Some farmers say they have installed safeguards to prevent abuses plaguing Florida's farmworker industry.
Naples tomato farmer Gargiulo Inc., for instance, said it pays workers directly and uses crew chiefs like company foremen, not independent bosses.
``Their profit is the last thing that happens. The first person who gets paid is the worker,'' Tim Nance, director of eastern operations for Gargiulo, said at a company plant in Immokalee. ``It's in our best interest.''
Worker advocates say such arrangements are vital, since so many problems occur at the hands of middlemen crew bosses hired by farmers to provide laborers. When the cash gets into the chief's hands, trouble often ensues.
Premium content for only $0.99
For the most comprehensive local coverage, subscribe today.
Paying workers without going through the labor boss would be one step in a series of changes that advocates say are long overdue. Those changes don't come easily. Many growers prefer to use the middlemen. And this year, two worker reform bills died in the Legislature without a vote.
Yet some industry leaders, citing the slavery cases brought in recent years against Florida contractors, say that perhaps more could be done.

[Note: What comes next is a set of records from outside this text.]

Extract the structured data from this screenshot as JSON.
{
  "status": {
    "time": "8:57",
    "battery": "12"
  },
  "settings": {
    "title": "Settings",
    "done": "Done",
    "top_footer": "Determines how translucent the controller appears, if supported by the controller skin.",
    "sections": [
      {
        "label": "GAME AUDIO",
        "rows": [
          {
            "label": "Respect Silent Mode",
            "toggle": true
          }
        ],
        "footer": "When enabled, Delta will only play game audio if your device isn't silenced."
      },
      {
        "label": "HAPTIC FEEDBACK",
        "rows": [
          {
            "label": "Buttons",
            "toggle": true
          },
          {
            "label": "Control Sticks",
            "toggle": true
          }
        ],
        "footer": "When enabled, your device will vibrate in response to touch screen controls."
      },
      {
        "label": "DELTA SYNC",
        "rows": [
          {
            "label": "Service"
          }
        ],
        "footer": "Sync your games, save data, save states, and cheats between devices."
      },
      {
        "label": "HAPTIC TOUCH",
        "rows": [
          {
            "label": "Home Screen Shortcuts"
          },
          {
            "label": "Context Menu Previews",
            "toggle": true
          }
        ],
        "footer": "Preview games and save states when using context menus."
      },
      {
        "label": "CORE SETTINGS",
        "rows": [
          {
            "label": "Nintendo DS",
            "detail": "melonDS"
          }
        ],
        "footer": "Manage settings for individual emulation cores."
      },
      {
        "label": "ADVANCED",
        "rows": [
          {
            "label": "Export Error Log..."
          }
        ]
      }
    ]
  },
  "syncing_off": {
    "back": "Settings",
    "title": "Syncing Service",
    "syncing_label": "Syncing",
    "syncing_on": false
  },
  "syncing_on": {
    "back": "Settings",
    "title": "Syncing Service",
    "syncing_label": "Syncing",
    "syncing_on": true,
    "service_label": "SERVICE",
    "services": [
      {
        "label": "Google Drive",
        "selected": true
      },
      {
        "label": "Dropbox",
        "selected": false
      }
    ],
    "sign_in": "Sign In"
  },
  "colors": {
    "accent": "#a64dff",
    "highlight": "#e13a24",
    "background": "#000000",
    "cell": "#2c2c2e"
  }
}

``As a grower, it's extremely, extremely disappointing these cases are occurring,'' said Casey Pace, a spokeswoman for Florida Citrus Mutual, an association representing 11,000 state citrus growers. ``Unfortunately, just like in any business, those bad apples are out there.''
Pace was raised in a farming family and said the industry does a good job of educating growers about the laws that govern them.
Asked what could be done to curtail further abuses, she said: ``Education for those crew chiefs, along the same lines of what we do for growers. Educate them on labor laws, and have definite ramifications for people who don't do that.''
Yet enforcement is hindered by lack of resources.
The investigative contingent for the U.S. Department of Labor's wage and hour division has declined in recent years. The state Department of Business and Professional Regulation, like wage and hour, certifies farm labor contractors.
The Florida Department of Agriculture has tight purse strings, too.
``I know for a fact we do not have money to give them to enforce the laws we have on the books,'' said Rep. Greg Evers, R-Milton, a farmer by occupation.
``There hasn't been enough money hardly to keep the lights on. I have deep concerns for migrant labor.''